James C. Richmond was born and raised in Hopetown Village on the West Coast of Berbice in Guyana, South America. His writings are influenced primarily by his love of Guyana and the Caribbean region where he lived and worked. He has published two books of poetry, 'Reflections of Today' and 'Where the Pomeroon Meets'. Presently, he has compiled forty-nine of his poems on compact disc (CD) called, 'Emerging Sound'. He resides in New York.
Reviewed by M. Stephanie Browne
Emerging Sound â Spoken Word by James C. Richmond. New York, 2004.
Recorded & Mixed: Philglotan Sounds, Brooklyn, NY; Drum Over Dubs: Happy Nest Studio, Brooklyn, NY; Graphics: Daneth Dopwell. Produced by James Richmond.
Within the last decade, poetry has jumped from page to performance and has reached a new and wider audience thanks to the "Spoken Word" artists and their works. James C. Richmond is one such performer. Judging from his works, Richmond is a clear-eyed observer of people, things, and events, who understands his role in the broader culture, and uses his poetry to show us the world as muse. He recently released Emerging Sound, his first CD of spoken word verses, and a follow-up to his previously published works Reflections of Today and Where the Pomeroon Meets.
Born and raised in Guyana, Richmond started writing poetry at age seven; thereafter his talent flourished. In his own words, his writings were mostly inspired by his love for country and the surrounding Caribbean islands. A poet by heart and a "consummate performer", this artist's newest endeavor has culminated in a staggering and ambitious forty-nine freshly minted works. Each is read by Richmond himself and delivered with clarity, and poignancy, and in a voice that speaks with an unforced ease, yet commands the listener's attention.

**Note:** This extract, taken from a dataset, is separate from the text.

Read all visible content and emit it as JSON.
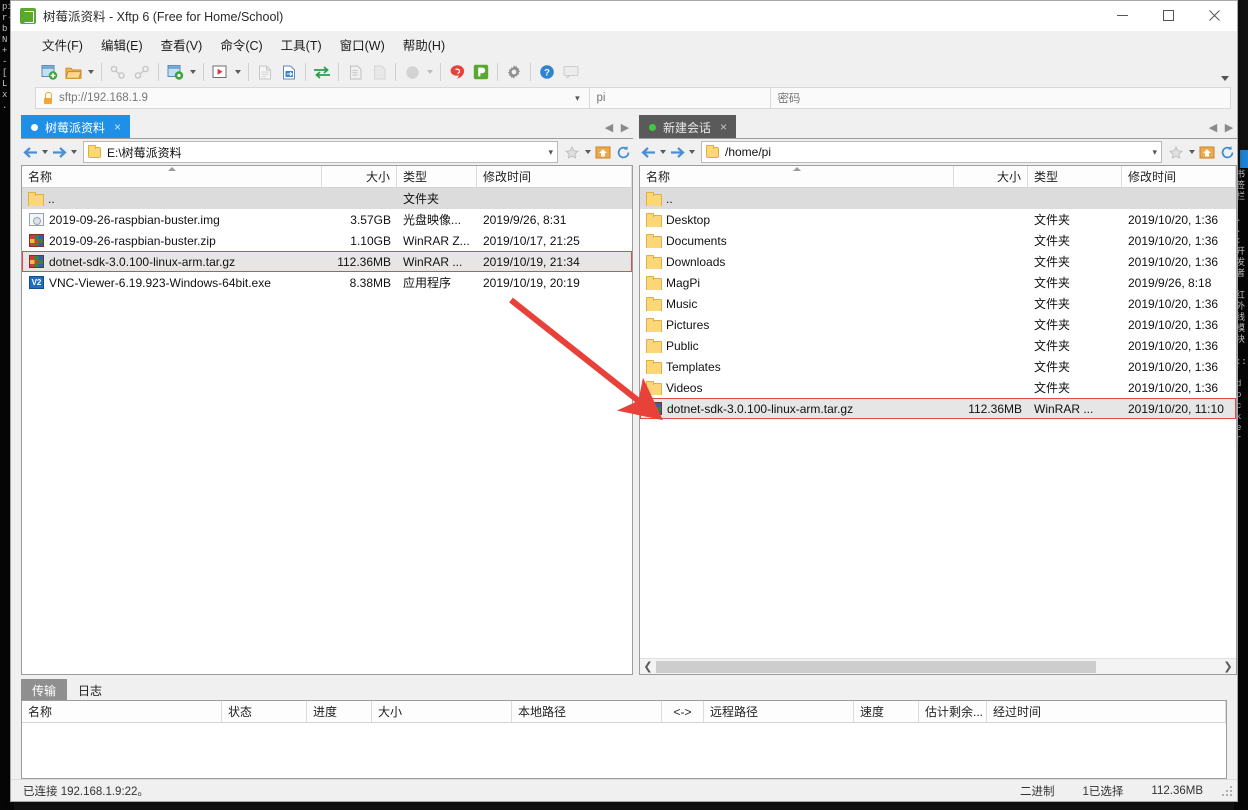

Neither radical nor reactionary, this poet is full of creative vigor and prowess, and the spirit of his collection is encapsulated in its concerns, and the richness of his voice. From the inhumanity of 9/11, to the pastoral beauty and, sometimes, hostility of nature, to the much used subject of romance (a most reliable ingredient of poetry), and nuances indigenous to the Guyanese culture, Richmond has carefully chosen his subject matters and parlayed them into verses that tell real stories.
Many of the pieces address tough, ethical issues, but some are more rhapsodic in pursuit and of a lighter and airier mode of expression. Others are metaphysical which make up a good balance. Drum beats, piano, and the natural sounds of the rainforest and its inhabitants all serve well as effective background accompaniments.
The compilation begins with â9/11â â a moving tribute "to the thousands of hearts ripped apartâ, and a grim reminder of one of the darkest days in history. Then there is âTime Meet Timeâ, a piece in which the poet is having a conversation with Malcolm X and relating Dr. Betty's passing to him. In the piece, the poet keeps re-iterating "Malcolm, Betty is dead. Malcolm, Betty is deadâ as if it is still difficult to acknowledge this truth.
Titles such as "Time Meet Time", "Mother's Day Affair", "Sweating Underneathâ, "A Dream To Come Through", "Anthrax Scare", "Let The Fire Burnâ, and âGuyanaâs Sea Wallsâ, understandably have a piercing aim, but these are tempered with lighter pieces like "Spring Time", "Labor Dayâ, and âCaribbean Thing" all served up like scrumptious hors d'oeuvres in readiness for the main course.
I found several of Richmond's renditions impressive. To those who would argue that in the spoken word line breaks, rhythm, or proper decorum get lost when poets perform rather than write, Richmond may have provided an answer. His lines are meticulously spare and clean with nudges of emphasis in their appropriate places, and words are clearly enunciated and polished in their deliverance like the facet of a gem. This poet has also paced himself very well. In between each piece, he pauses and gives the listener time to assimilate and prepare for more of what is still to come.
In a genre dominated by poets who frequently pepper their works with crude, scatological language, Richmond has chosen, instead, to use only clean, simple narrative content.
James Richmond is certainly holding his own. For those who don't know him, this is a formal introduction. After listening to Emerging Sound one has to be favorably impressed by this collection. It certainly adds an interesting dimension to a rich tradition of Guyanese literature.
This CD may be obtained from West Indian Stores/Outlets.
For Info: 718- 807-8491.
Please order this unprecedented poetic CD before it goes out of stock !!